But: Every review and every review vote as ‘helpful’ is a manipulation at the end of the day. A fault free review system seems impossible, as the current madness shows. Objectivity in art is hard to achieve, whether it be liking a book for political reasons, because you ‘know’ the author, fancy the guy on the cover or hate anything written about spiritualism or abortion. To judge legitimacy of reviews quickly violates free will, freedom of speech and other basic humanitarian and consumerist rights.
It’s assumption that people set out to damage its business and integrity is paranoid and far-fetched. I have not deliberately broken their rules. Twitter once suspended my account and sent me the same automated messages referring me to their general rules. Eventually, however, they spoke to me and pointed out where specifically I had violated their policies. I was reinstated and have since operated within their framework without running into troubles with them again. Done and dusted. Amazon could do the same and gain my cooperation by being just a little more specific. I respect that it is their company and their rules, but they need to be clear.
Updates of reviewing policies, if they lead to such non-negotiable trigger happy action should be easy to interpret and communicated to its reviewers and customers. They should not be able to be overlooked. Amazon here reminds me of “The Hitchhiker’s Guide to the Galaxy” where Earthlings were reminded that the plans to destroy their planet have been lying in an office only a few million lightyears away – for years. Did we not look there?
But enough of my crying over spilt milk, which has never served anyone. The damage is done and all I have left is to move onwards and upwards, now that I shared my experience with you. I hope it helps you a little and may save others the same fate.
I’ve left Amazon as reviewer and customer and am reviewing any new books I read on Itunes and Smashwords, where I also buy all of my e-books now.
This all has been a useful wake-up call. Having recently moved to a small Welsh town I am reminded of the value and sense of community. I am buying also all other products locally again to support the small businesses that are under threat from cut throat giants like Amazon.
Amazon no doubt can afford to lose my business. But indie authors need to be aware that Amazon do not have our back (just think of Kindle Unlimited and the refund policy).
We need branch out to other sales sites, so Amazon cannot push us around like a bully, dictate our prices, allow refunds after our books have been read etc. Most of my books are already no longer exclusive to Amazon and soon the rest will follow suit.

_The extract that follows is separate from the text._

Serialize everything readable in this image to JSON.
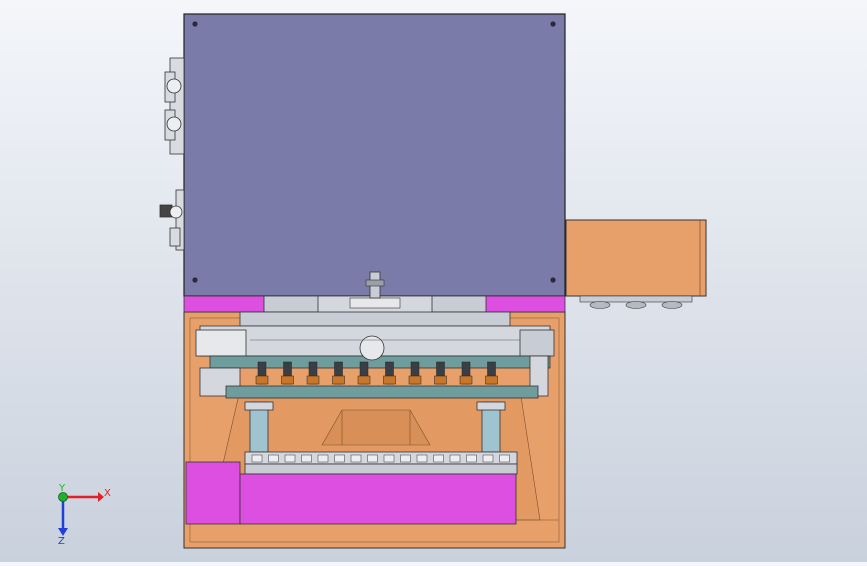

We authors need to preserve our precious reviews in other places where they are safe from random and faulty algorithms.